Data under study:

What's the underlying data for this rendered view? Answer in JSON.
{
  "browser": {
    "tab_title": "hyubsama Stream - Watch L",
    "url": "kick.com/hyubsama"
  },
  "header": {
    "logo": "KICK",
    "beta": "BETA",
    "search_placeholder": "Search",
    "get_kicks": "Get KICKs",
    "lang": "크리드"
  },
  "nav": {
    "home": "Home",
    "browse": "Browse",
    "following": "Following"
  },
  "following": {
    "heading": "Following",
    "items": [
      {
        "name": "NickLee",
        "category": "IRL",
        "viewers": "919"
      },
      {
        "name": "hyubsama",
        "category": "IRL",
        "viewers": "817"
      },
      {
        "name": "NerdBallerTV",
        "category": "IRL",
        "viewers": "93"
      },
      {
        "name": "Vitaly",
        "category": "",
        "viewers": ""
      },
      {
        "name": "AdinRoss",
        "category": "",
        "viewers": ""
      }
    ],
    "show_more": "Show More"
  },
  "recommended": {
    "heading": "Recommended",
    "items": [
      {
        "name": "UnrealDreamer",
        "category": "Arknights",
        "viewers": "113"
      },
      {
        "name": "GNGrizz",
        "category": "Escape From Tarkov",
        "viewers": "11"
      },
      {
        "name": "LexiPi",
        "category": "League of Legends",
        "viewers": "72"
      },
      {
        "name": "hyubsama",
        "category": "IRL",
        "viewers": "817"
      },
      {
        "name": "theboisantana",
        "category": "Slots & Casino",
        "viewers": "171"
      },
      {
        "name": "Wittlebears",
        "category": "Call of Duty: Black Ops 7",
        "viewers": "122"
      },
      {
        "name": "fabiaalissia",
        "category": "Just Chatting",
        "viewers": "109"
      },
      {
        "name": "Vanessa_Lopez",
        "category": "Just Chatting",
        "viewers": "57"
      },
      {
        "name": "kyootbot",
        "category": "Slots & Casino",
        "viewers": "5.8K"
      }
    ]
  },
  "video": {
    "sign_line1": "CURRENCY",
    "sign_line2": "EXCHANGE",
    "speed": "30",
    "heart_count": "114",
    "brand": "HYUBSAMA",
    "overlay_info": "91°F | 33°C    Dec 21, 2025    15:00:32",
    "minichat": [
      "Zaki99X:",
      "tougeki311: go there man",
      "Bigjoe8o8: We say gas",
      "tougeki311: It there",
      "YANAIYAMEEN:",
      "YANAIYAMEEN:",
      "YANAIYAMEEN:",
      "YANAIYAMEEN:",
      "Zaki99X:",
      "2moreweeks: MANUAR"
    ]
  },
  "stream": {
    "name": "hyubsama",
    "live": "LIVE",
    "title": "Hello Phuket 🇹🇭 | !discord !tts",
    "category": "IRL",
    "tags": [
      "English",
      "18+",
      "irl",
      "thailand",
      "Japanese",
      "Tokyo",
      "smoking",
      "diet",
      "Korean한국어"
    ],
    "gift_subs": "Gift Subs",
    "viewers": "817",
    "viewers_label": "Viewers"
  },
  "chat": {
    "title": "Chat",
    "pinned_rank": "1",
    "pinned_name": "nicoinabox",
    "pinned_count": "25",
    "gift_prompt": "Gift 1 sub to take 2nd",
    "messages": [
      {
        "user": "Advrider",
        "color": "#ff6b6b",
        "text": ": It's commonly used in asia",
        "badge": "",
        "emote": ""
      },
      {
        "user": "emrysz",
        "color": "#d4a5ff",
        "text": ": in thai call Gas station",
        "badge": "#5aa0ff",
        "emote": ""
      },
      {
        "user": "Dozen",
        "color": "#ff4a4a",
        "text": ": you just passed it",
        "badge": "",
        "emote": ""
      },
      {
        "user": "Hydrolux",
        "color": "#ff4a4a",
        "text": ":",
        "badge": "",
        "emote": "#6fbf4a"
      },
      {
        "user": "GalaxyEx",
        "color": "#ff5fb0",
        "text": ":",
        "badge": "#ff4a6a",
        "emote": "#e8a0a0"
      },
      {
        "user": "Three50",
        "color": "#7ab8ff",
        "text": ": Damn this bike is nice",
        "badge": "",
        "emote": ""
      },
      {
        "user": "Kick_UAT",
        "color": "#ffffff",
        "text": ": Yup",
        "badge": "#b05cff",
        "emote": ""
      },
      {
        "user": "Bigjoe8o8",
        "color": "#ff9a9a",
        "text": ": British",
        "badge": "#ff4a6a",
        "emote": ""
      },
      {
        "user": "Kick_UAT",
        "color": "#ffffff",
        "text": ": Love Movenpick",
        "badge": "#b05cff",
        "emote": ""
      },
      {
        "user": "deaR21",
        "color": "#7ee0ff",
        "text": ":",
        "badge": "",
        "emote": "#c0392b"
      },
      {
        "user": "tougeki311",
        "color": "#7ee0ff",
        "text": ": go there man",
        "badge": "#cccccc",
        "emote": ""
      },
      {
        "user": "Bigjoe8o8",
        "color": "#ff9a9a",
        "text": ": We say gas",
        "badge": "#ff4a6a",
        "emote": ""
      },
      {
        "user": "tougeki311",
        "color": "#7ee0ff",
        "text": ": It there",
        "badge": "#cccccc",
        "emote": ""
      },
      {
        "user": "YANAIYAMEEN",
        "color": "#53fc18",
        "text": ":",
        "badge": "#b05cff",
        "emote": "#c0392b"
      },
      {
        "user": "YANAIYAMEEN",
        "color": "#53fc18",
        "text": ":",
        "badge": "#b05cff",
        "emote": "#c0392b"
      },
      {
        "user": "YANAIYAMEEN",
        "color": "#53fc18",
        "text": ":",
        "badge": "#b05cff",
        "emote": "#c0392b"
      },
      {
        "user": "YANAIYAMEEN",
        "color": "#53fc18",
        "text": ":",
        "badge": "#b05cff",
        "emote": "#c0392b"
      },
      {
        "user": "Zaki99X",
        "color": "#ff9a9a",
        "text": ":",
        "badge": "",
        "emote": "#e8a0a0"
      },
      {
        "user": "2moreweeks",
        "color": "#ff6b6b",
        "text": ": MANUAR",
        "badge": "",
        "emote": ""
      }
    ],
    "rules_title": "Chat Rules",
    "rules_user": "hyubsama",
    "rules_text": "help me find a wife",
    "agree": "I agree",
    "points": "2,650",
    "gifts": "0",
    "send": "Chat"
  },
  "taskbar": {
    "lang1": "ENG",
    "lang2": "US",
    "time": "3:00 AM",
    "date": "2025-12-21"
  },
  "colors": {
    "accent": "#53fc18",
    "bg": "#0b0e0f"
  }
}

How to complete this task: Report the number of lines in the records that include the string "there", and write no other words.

Answer: 4